▶ Task: From the listing below, pick out each line with the word "name".
Given entries below:
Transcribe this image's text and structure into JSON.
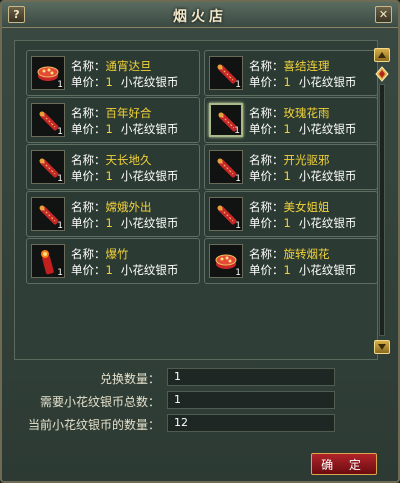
{
  "window": {
    "title": "烟火店",
    "help_label": "?",
    "close_label": "✕"
  },
  "labels": {
    "name": "名称：",
    "price": "单价："
  },
  "items": [
    {
      "name": "通宵达旦",
      "price": "1",
      "currency": "小花纹银币",
      "qty": "1",
      "icon": "firework-box-icon"
    },
    {
      "name": "喜结连理",
      "price": "1",
      "currency": "小花纹银币",
      "qty": "1",
      "icon": "firework-stick-icon"
    },
    {
      "name": "百年好合",
      "price": "1",
      "currency": "小花纹银币",
      "qty": "1",
      "icon": "firework-stick-icon"
    },
    {
      "name": "玫瑰花雨",
      "price": "1",
      "currency": "小花纹银币",
      "qty": "1",
      "icon": "firework-stick-icon"
    },
    {
      "name": "天长地久",
      "price": "1",
      "currency": "小花纹银币",
      "qty": "1",
      "icon": "firework-stick-icon"
    },
    {
      "name": "开光驱邪",
      "price": "1",
      "currency": "小花纹银币",
      "qty": "1",
      "icon": "firework-stick-icon"
    },
    {
      "name": "嫦娥外出",
      "price": "1",
      "currency": "小花纹银币",
      "qty": "1",
      "icon": "firework-stick-icon"
    },
    {
      "name": "美女姐姐",
      "price": "1",
      "currency": "小花纹银币",
      "qty": "1",
      "icon": "firework-stick-icon"
    },
    {
      "name": "爆竹",
      "price": "1",
      "currency": "小花纹银币",
      "qty": "1",
      "icon": "firecracker-icon"
    },
    {
      "name": "旋转烟花",
      "price": "1",
      "currency": "小花纹银币",
      "qty": "1",
      "icon": "firework-box-icon"
    }
  ],
  "form": {
    "exchange_qty_label": "兑换数量：",
    "exchange_qty_value": "1",
    "required_label": "需要小花纹银币总数：",
    "required_value": "1",
    "current_label": "当前小花纹银币的数量：",
    "current_value": "12"
  },
  "confirm_label": "确 定",
  "colors": {
    "value_yellow": "#f2d23a",
    "confirm_red": "#b0242a"
  }
}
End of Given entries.
▶ Final answer:
    "name": "名称：",
      "name": "通宵达旦",
      "name": "喜结连理",
      "name": "百年好合",
      "name": "玫瑰花雨",
      "name": "天长地久",
      "name": "开光驱邪",
      "name": "嫦娥外出",
      "name": "美女姐姐",
      "name": "爆竹",
      "name": "旋转烟花",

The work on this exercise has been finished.